The inner island of Phu Quoc harbored palmtrees covered beaches, crystal clear water and an almost deserted jungle. The west-coast was the perfect place to spot the sunset over the sea, a real rarity within Vietnam.

During our expedition we had always a tropical climate with day and night long high temperatures around 30°C. Even in the night we found our glasses foggy, due to the high humidity on Phu Quoc. What else can we do than use some brewed water to balance our fluid loss. The cheap, native, icecold, “Saigon” beer fitted perfectly.

The native people were friendly and open-minded. We always felt save and enjoyed our trips in the closer surrounding area. The best way to move around was to rent a motorbike at the hotel for only 100.000 Dong (3,75 EURO) for the whole day. We spent a mornings at the south and the north tip of the island, visited a pepper plantage, a bead-farm  and some waterfalls in the middle of the rainforest. Always followed by different smells: brackwater in the small sleepy harbors, fishy on places where billions of small fishes were dried in the sun, palmoil-aromatic and chicken when you pass by cookshops. Most interesting was the market in Duong Duong. Here we experienced how lively a small village like this can be. Everybody who is able to walk,  is visiting this place once a day for shopping. Vegetables, chicken, spices, meat and fish, everything is in rich amounts. For West Europeans the mat and fish market was a real adventure. Some of the selled components of the vietnamese cuisine were let´s say- unusually. Here I would count for example frogs and toads alive or nicely gutted and skinned. Luckily we never had to deal with this in our hotel cuisine.

After two weeks of amateur Radio our expedition ended. JN3TRK was the last in our log. Disassembly and the flight back to Berlin on November 17th didn´t make any problems. Our QSL cards are already printed and on their way to their recipients, when this article is in press. You can find some more details and photos to our expedition on our homepage dl7df.com.

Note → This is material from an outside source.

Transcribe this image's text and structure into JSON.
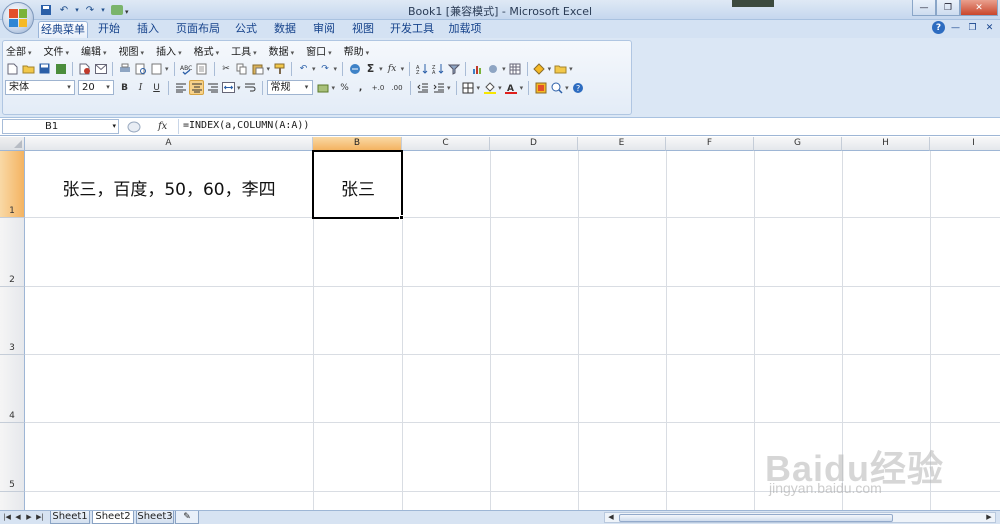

After this DXpedition to Asia, I still have a dream: Attend a amateur radio team to Oceania. Hopefully this will happen one day.

Andy, DL5CW

Print Friendly, PDF & Email